As per Section199 of the Code of Criminal Procedure (CrPC), the person defamed has to file a complaint before a Magistrate and only if the Magistrate sees merit in the complaint, he issues summons to the Accused. Further, offences are classified as bailable/non-bailable and compoundable/non-compoundable, but this need not be gone into for this article.
Among the various sections of the Indian Penal Code (IPC), the Police in their enthusiasm have pressed into service the following significant sections of the IPC against Ketaki Chitale; Sections 500, 501 (relating to defamation), 504 (intentional insult to provoke breach of peace). These sections are non-cognizable and Police couldn’t have registered an FIR on this basis. In my view, the poem (however distasteful it might be), even if it is assumed to refer to Sharad Pawar, may amount, at the most, to defamation. Police cannot register an FIR for defamation.
The legal position was reiterated recently by the Bombay High Court in Amol Kashinath Vyavahare vs Purnima Chaugule Shrirangi and Anr. (April 27, 2022) Section 295 A (Deliberate and malicious acts intended to outrage the religious feelings of any class by insulting its religion or religious beliefs). This is clearly inapplicable. In fact, it is reported that Pawar is an atheist.
Section 153A, 505, 505(2) (promoting hatred, ill will etc. between classes etc.) are clearly inapplicable as the poem cannot be said to be intended to cause enmity between classes of people on the basis of religion, caste etc. It has been held by the Supreme Court in Bilal Ahmed Kaloo vs State of AP (1997) and by the Guwahati High Court in Subal Kumar Dey vs State of Tripura (2007) that to sustain such a charge, there has to be at least two such groups mentioned. These sections, therefore, seem to have been added only to enable the Police to arrest Ketaki Chitale without a warrant.
As can be seen from the various sections of IPC applied, none carries a sentence of more than seven years, hence she was entitled to prior notice under Section 41 A of the CrPC as mandated by the Supreme Court in Arnesh Kumar vs State of Bihar (2014). No such procedure appears to have been followed by the Police in this case.

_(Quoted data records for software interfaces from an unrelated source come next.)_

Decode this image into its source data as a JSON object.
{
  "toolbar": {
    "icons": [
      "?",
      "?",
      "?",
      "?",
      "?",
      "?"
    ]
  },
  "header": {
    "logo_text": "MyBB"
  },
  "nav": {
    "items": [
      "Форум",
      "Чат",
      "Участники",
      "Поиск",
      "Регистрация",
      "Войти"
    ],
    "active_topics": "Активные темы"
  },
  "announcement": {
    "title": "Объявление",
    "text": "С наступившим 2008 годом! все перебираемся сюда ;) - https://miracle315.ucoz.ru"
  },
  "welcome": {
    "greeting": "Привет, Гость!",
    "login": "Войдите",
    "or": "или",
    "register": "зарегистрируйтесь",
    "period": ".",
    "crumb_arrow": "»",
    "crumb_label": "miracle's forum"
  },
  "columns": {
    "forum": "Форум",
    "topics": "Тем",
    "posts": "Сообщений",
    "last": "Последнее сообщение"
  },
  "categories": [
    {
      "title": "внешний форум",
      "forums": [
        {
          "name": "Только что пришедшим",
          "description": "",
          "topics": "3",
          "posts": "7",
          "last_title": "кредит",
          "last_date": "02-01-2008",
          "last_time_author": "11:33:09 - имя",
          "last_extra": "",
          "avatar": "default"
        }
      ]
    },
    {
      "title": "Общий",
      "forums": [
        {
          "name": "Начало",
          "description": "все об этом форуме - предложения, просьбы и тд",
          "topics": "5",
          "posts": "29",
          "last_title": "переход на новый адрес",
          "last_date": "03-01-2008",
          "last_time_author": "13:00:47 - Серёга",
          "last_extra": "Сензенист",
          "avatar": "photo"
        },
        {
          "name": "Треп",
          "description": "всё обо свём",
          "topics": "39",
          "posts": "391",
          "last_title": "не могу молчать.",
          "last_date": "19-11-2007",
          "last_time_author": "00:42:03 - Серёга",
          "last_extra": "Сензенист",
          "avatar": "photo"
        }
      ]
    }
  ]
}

Another aspect of the case is the registration of a huge number of FIRs on the same cause of action i.e. the Facebook post. It is a fundamental legal principle that a person cannot be prosecuted and punished twice for the same offence and the principle is incorporated in Article 20 of the Constitution of India. It follows that there cannot be multiple FIRs and multiple prosecutions for the same offence (in this case the same social media post). This has been repeatedly reiterated by the Supreme Court in several cases including TT Antony vs State of Kerala and Ors. (2001), Babubhai vs State of Gujarat (2010), Arnab Ranjan Goswami Vs Union of India and Ors (2020) and Amish Devgan Vs Union of India (2020).
However, even though the Police, particularly the IPS officers, are aware of these judgments, they turn a blind eye to them to please their political masters. It’s a shameful state of affairs and needs the attention of the courts.
The Police action against Ketaki Chitale is, therefore, in my opinion, full of illegalities and the cases against her deserve to be quashed and set aside. Sharad Pawar is, of course, still left with the remedy of approaching a magistrate to file a case of defamation if he feels he has been defamed.
I gather that Ketaki Chitale has now filed a Petition in the Bombay High Court seeking to quash and set aside the FIRs against her. Will she get justice? Let’s see.
(Anirudh Ganu is an Advocate practising in the Bombay High Court and other Courts in Mumbai. He regularly takes up public causes)
(Disclaimer: Views expressed above are the author’s own.)